J.Crew Group, Inc. shows signs of recovering from the coronavirus (COVID-19) shutdown, announcing the reopening of more of its stores that were closed for much of April and May.
The clothing retailer said it is reopening 171 stores, bringing the total number of reopened locations to 315. That accounts for 64 percent of its total store fleet. After carrying out a test reopening of seven stores at the end of April, the company began a phased reopening of its nearly 500 U.S. stores in May.
“The company is taking a careful and deliberate approach to its store re-openings to ensure full implementation of appropriate safety protocols in line with CDC guidelines and government regulations to protect its customers, associates, and local communities,” J.Crew said in a press release.
As it reopens stores, the company is also bringing back most of its employees who were furloughed during the shutdown. Because its online business grew while stores were closed, the company is hiring approximately 400 people at its Lynchburg, Va., distribution center.
J.Crew joins other national retailers that have taken steps in recent days to return to some sense of normalcy. Macy’s began reopening stores in early May, starting with markets that had been spared the worst events of the pandemic. It opened most California stores late last week.
Macy’s has expressed cautious optimism that consumer behavior is on a track that could return to normal over time, but it warned investors that it could lose $1 billion during its first quarter.
Also last week, Best Buy took a step toward returning to normal when it lifted its policy of requiring an appointment to shop in its stores. Shoppers don’t need to make an appointment at most stores, but they may be delayed in entering to keep capacity at reduced levels.
Best Buy is among a handful of brick-and-mortar retailers that continued to see fairly strong online sales during the time its stores were closed. An analysis by Forbes shows that the retailer’s sales were 70 percent of its average through April -- with Nordstrom, Gap, and Kohl’s holding on to more than 50 percent of normal sales.
A survey of consumers by Coresight Research at the end of May also offered a glimmer of hope for struggling retailers.
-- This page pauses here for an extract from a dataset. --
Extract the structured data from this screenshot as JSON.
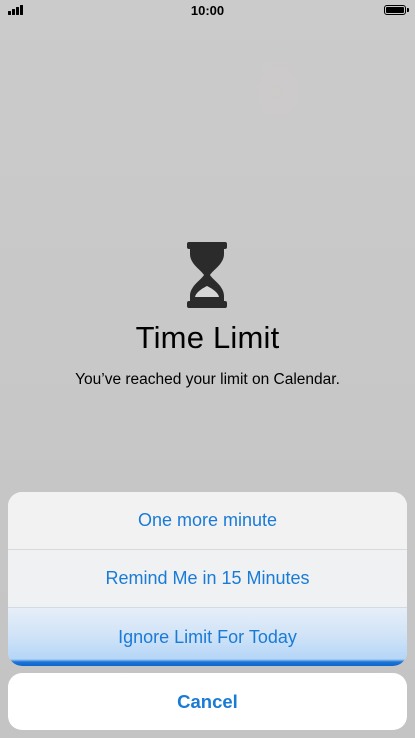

It found nearly half said they expect to return to their normal spending habits by the end of the year.